INSTRUCTIONS TO FOLLOW: Whenever a line in the entries includes the word "JSON", copy that line out.

[Data extracted from a collection]
=-=-=
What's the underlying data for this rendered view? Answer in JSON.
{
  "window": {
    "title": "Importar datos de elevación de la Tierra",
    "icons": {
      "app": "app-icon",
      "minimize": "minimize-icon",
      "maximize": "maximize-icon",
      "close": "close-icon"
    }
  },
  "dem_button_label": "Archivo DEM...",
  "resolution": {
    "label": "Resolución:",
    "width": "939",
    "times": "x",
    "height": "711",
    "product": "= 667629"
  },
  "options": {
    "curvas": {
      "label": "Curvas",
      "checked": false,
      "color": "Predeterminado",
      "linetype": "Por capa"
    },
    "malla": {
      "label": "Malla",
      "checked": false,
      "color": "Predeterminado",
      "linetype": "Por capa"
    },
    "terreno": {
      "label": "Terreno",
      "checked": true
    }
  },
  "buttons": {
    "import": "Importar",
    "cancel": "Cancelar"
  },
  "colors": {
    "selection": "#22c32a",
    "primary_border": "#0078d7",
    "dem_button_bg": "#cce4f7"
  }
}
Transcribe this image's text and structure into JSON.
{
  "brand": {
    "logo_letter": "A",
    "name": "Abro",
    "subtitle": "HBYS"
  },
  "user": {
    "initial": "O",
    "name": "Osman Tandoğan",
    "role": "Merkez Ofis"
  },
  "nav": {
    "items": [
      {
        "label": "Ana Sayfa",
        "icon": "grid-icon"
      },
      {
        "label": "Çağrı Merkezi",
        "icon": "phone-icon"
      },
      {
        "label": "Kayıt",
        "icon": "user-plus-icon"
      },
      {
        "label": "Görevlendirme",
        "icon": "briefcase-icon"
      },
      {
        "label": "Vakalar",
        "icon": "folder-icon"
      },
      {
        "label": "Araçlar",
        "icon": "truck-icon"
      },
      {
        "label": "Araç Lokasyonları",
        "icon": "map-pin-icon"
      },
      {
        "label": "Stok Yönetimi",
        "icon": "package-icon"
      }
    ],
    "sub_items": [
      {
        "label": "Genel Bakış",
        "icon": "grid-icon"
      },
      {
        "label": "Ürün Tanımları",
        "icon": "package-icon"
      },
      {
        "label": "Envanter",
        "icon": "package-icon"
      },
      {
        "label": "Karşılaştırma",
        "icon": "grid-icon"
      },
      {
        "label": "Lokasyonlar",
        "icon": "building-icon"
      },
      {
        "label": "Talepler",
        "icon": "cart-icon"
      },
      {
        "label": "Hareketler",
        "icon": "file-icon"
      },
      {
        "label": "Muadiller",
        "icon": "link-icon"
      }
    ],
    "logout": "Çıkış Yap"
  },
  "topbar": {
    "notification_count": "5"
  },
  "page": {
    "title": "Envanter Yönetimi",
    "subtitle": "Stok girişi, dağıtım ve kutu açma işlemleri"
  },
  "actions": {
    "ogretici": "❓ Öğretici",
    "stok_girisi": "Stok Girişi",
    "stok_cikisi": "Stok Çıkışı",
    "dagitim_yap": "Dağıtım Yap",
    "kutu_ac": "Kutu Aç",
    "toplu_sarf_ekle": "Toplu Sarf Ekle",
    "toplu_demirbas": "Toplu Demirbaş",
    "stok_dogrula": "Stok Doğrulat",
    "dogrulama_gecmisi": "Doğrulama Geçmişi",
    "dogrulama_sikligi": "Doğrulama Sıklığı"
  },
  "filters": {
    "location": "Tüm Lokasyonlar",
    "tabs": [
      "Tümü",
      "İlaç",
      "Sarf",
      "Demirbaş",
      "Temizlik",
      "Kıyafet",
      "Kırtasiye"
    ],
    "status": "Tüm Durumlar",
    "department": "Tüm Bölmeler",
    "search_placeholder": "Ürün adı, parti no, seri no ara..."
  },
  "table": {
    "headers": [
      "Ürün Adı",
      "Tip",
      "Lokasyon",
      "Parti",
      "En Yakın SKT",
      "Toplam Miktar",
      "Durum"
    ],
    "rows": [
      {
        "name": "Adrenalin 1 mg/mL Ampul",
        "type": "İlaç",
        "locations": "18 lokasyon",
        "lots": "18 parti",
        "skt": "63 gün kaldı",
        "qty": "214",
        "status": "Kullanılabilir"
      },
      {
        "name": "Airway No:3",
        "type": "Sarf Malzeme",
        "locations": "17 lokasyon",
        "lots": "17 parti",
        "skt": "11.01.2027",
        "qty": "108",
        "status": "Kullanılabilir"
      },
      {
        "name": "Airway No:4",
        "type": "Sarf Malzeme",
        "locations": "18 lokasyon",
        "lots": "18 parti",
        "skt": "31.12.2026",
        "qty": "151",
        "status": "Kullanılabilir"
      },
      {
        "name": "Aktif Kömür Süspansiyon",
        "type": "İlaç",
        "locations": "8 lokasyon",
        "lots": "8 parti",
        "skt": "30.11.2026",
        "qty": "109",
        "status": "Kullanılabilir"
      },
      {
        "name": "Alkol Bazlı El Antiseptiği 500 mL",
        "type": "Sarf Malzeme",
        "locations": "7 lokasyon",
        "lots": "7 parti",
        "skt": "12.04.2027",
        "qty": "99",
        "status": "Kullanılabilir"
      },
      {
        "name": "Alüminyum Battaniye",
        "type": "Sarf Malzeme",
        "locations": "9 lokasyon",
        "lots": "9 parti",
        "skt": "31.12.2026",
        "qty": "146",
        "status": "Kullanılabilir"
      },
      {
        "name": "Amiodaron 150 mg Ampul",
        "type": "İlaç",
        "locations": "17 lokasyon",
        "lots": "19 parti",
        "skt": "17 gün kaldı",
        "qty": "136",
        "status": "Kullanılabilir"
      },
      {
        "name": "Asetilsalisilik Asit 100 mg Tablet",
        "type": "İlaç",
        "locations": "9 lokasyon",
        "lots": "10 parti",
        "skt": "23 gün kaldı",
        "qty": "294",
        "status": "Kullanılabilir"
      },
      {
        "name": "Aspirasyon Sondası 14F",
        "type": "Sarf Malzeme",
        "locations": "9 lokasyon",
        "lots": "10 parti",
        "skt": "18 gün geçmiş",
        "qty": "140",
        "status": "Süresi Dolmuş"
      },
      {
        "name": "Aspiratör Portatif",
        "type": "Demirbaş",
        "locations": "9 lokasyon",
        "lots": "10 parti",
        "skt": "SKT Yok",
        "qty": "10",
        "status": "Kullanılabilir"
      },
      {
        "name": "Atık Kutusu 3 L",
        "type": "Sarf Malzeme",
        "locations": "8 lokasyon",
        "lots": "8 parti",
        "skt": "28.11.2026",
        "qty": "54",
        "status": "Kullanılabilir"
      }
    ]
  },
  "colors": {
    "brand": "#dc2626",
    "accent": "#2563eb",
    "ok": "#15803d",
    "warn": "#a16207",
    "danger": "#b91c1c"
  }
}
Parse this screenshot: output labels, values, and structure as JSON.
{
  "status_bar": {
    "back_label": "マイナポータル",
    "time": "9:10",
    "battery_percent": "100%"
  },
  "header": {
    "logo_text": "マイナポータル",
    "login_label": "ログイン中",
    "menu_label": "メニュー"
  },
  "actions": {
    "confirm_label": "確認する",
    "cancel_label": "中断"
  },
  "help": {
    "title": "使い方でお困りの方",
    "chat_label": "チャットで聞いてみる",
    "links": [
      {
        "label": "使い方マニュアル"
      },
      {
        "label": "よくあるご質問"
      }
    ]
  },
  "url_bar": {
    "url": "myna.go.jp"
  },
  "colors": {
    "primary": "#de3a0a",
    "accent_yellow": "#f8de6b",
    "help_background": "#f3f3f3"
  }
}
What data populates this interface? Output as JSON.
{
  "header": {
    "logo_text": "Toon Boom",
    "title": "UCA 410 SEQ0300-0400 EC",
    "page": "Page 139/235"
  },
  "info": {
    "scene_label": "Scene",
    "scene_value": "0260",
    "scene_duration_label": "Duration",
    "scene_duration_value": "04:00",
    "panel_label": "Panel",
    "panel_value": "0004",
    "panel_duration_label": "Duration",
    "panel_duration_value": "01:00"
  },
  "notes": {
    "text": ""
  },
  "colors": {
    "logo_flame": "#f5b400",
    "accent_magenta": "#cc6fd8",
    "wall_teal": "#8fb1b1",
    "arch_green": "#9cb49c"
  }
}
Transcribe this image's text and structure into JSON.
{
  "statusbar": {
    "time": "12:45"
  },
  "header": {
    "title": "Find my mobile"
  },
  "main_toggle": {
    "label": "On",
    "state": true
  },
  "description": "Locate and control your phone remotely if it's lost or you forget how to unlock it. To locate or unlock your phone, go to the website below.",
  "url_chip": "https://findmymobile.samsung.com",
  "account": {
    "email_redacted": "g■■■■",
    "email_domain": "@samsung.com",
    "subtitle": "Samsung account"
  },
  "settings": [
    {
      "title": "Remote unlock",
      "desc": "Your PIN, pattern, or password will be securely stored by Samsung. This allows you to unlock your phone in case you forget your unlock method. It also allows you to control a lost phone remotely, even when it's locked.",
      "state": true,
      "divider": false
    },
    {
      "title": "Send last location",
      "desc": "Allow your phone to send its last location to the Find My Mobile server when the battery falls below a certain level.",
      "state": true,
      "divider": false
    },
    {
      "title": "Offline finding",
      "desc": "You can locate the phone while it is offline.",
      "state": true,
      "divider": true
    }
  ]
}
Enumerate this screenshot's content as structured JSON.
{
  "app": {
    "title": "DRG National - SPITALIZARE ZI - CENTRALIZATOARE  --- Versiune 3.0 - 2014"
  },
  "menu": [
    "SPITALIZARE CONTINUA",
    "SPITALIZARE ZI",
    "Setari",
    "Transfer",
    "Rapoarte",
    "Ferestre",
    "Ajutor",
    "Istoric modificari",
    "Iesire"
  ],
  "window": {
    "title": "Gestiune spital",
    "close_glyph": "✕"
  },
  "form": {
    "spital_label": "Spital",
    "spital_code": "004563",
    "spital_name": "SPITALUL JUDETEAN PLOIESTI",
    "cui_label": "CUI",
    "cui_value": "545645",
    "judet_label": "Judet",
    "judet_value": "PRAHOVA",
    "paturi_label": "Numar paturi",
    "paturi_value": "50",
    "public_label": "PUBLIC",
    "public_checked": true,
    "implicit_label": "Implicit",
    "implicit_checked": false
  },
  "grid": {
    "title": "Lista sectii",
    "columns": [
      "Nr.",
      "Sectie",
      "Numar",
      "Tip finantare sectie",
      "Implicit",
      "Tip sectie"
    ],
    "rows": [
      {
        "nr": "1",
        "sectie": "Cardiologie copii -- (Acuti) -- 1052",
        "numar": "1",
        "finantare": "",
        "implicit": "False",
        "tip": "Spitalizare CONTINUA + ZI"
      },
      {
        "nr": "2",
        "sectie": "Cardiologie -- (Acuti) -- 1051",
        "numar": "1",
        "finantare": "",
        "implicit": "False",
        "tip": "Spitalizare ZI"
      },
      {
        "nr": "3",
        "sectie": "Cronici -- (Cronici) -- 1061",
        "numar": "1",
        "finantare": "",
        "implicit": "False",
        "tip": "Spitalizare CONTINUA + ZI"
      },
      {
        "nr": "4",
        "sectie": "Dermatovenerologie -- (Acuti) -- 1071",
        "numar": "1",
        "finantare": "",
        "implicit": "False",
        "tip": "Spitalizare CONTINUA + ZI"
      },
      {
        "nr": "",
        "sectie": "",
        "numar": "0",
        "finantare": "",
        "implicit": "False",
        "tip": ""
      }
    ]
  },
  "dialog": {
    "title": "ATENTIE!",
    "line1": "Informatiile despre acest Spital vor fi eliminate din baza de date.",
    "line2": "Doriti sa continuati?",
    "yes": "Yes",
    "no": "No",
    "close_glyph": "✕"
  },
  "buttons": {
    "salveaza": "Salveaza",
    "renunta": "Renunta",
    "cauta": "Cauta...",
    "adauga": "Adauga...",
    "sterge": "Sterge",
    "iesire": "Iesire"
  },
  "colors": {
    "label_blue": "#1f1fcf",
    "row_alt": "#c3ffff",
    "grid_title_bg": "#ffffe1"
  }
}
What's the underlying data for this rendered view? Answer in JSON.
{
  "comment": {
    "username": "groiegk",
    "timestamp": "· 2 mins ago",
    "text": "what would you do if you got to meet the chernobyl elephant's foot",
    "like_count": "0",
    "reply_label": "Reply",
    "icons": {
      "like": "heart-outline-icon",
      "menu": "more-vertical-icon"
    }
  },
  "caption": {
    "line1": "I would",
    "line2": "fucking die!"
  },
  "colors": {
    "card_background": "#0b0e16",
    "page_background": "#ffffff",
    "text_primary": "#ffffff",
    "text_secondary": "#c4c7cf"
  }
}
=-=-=
WRITTEN REPLY:
What's the underlying data for this rendered view? Answer in JSON.
Transcribe this image's text and structure into JSON.
Parse this screenshot: output labels, values, and structure as JSON.
What data populates this interface? Output as JSON.
Transcribe this image's text and structure into JSON.
Enumerate this screenshot's content as structured JSON.
What's the underlying data for this rendered view? Answer in JSON.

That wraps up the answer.